Cristiano Ronaldo, Portugal
Oh, Ronaldo. I am one of those who thinks he’s a better player than Messi, but having such a huge ego gets in your way. He played one decent game so far, the 7-0 drubbing of the North Koreans, where he joined the scorers and didn’t seem to enjoy the fact others were until he grabbed the sixth. Against Brazil it was another one-man show, when it was evident the in the few times he did raise his head and look for teammates, Portugal were and are much more dangerous. He’s got so much attention on him, and instead of being the bigger man, the better player, he’s trying to be the only one who’ll decide things for Portugal. With that attitude, it won’t happen. He can do it all, but sometimes it’s better if he focuses on making others better, which is something Ronaldo doesn’t like doing.
Arjen Robben, Netherlands

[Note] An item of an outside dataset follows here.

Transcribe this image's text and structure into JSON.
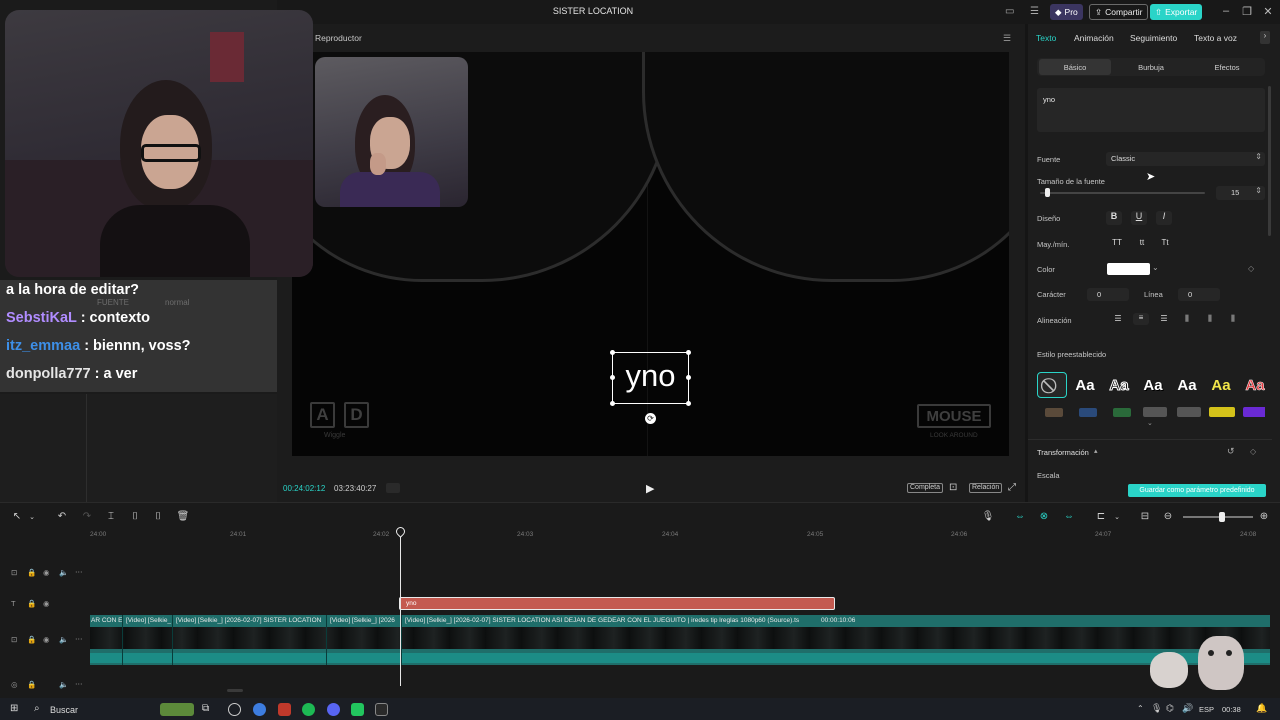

Eighteen minutes against Cameroon were enough to see the Robben makes the Netherlands much better. After a fantastic season with Bayern (23 Goals in 37 matches), Robben got injured during a warm-up match vs Hungary, leaving him out of the first two matches in Group E. The Dutch managed without him, beating Denmark (2-0) and Japan (1-0), but looked very bad, needing a fluke own goal and the combination of bad goalkeeping and the Jabulani magic in order to get the six points. Robben is the best player they have and probably the only game changer, the one player who breaks out of the mold and creates havoc with the opposing teams and is impossible to keep in check the full 90 minutes. If he’s ready to start, then the Oranje fans have a lot to smile about.